The technology inside the Wraith crafted to create an out-of-this-world driving experience. While seated in the vehicle, drivers need not a sunroof to watch the stars because with the Wraith’s galaxy lights, the night sky is shining within finger’s tips reach. These lights create a stunning, serene atmosphere that makes inhabiting the Wraith feel astronomical glitzy. However, if you’re looking for more luxury, utilize the Wraith’s heat and cool controlled, massage chair seats. Recline and relax as you tune into the 1,300-watt Bespoke Audio System, which uses an 18-channel amplifier with 18 speakers throughout the vehicle for the optimal listening experience. Easily surf between radio channels using the touch dial to navigate through the touchscreen dashboard, which provides navigation systems and access to all of the car’s multimedia features. When you decide to start your journey in the Wraith, comfortably situate yourself into the car and allow the electronic-closing doors to do the heavy lifting for you. The backup and side cameras provide 360 views of the car, so you can feel safe and in control as you start your next adventure.

Performance

Rolls Royce stuck to their roots when it came to driving the Wraith. The black badge is powered by a silky smooth 6.6 liter turbocharged V12 engine that outputs 623 horsepower and 642 lb/ft torque, up from the 605 lb/ft the regular Wraith puts out. While those numbers sound incredible, the car also weighs in just over 5375 lbs, or in other words, almost as much as a Cadillac Escalade. Needless to say, drivers won’t be winning many races against most other cars, which have 600+ horsepower. The advantage of driving a Rolls Royce is the smoothness though, which is exactly where the Wraith delivers with transmission performance and power. Shifts are almost imperceptible, causing the Wraith to sometimes feel like an electric vehicle. Power from the V12 builds with absolutely no vibrations in the cabin.

Ergonomics

When it comes to suspension, the Wraith rides like a dream. Literally, sometimes you may need to pinch yourself to make sure you’re still awake. Noise, vibration and harshness are almost completely eliminated. The near 123 in. wheelbase ensures the ride is incredibly smooth and planted. All power is pushed to the rear wheels with air suspension standard on all four corners. This gives the Wraith the most ideal suspension setup for a long distance cruise. Drivers will wield an immense amount of power, a beautiful hand-crafted interior, and a suspension that allows you to have fun maneuvering corners, while maintaining stability on any type of pavement.

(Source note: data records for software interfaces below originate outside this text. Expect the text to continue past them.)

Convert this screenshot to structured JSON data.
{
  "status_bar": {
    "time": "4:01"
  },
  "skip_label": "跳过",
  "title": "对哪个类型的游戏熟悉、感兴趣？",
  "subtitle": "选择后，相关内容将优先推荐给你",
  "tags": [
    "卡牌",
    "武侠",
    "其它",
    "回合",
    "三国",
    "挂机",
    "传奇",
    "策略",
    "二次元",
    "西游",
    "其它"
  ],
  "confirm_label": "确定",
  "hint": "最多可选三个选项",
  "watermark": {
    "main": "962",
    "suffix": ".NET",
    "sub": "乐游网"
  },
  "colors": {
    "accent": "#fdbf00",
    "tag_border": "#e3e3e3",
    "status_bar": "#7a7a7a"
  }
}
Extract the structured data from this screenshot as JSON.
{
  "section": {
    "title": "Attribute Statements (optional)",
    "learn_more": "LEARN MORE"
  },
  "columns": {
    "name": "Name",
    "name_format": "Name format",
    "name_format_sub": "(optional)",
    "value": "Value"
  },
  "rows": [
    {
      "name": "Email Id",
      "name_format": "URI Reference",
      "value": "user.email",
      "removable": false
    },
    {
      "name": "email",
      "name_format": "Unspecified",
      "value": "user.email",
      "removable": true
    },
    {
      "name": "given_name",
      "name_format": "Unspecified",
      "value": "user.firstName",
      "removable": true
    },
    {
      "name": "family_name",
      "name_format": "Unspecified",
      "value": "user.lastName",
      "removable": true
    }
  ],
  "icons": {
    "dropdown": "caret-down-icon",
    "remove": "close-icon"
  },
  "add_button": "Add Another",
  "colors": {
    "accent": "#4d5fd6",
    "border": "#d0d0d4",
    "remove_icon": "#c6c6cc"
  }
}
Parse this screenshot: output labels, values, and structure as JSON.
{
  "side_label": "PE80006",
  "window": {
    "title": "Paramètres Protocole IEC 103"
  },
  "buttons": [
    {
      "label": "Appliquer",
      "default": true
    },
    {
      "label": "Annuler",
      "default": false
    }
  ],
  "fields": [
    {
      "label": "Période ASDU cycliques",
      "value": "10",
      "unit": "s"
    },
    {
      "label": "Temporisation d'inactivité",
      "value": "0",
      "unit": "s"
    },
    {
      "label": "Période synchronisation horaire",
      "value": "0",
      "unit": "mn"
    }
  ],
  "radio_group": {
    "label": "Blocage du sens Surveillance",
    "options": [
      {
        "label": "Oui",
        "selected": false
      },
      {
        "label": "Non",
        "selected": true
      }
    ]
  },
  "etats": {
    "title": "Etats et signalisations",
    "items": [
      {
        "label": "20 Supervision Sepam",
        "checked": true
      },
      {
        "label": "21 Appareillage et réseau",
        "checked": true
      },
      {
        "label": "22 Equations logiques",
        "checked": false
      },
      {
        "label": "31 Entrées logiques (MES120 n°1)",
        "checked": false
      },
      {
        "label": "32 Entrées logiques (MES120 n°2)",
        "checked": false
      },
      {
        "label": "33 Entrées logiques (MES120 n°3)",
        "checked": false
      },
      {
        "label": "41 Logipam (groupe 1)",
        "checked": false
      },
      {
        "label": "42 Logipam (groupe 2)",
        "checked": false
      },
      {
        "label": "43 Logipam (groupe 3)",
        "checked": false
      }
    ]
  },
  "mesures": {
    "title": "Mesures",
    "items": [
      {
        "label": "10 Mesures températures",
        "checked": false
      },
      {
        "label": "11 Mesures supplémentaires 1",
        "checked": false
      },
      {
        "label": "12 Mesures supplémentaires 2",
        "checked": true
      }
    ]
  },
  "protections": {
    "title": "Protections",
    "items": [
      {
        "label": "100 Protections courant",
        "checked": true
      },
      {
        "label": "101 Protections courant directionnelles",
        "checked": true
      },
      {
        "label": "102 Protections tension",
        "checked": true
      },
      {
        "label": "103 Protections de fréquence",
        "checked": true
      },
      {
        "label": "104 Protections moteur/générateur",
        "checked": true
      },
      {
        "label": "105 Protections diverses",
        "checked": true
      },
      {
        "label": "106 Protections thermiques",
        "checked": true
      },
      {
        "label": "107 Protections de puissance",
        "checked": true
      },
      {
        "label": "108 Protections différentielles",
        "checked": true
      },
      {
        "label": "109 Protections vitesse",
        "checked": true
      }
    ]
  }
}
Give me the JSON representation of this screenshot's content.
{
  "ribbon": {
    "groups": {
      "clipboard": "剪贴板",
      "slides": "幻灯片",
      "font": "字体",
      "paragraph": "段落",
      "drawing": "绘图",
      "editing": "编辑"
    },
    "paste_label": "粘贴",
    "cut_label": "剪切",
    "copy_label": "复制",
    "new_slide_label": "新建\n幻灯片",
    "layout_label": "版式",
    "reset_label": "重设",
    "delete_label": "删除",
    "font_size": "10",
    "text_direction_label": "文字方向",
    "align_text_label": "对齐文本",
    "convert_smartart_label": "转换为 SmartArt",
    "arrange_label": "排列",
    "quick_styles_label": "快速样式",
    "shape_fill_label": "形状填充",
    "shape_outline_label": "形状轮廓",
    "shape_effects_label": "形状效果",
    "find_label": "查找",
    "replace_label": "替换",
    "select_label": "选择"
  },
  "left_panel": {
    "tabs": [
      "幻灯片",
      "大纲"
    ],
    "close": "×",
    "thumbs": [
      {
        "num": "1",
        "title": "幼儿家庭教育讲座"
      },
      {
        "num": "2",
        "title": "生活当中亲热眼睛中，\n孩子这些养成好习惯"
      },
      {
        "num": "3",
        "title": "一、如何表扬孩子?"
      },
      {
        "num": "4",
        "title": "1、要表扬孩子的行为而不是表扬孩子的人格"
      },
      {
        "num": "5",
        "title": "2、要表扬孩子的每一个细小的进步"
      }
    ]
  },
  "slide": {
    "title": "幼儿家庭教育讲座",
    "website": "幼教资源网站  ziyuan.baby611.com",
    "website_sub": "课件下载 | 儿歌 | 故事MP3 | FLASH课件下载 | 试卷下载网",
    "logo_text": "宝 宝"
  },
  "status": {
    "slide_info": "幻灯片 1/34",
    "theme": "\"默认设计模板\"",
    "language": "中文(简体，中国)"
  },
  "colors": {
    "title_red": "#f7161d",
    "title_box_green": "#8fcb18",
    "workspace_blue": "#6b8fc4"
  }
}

The 2021 Wraith is not for the car enthusiast, but is perfect for the everyday, casual driver who prefers comfort over aggressive driving dynamics. This ultimate grand touring machine starts in at $338,000 base price, however buyers can pay to customize more of the car’s features. Our Black Badge tester retails at $485,325. If you’re looking for a suave ride and prestigious interior, the Wraith is worth the wait.

To learn more about the 2021 Rolls Royce Wraith, visit Rolls-Royce’s website.

Photography by: Jeff Langlois

2021 Rolls-Royce Wraith by Vaughn Lowery for 360 Magazine2021 Rolls Royce Wraith shot by Jeff Langlois for 360 Magazine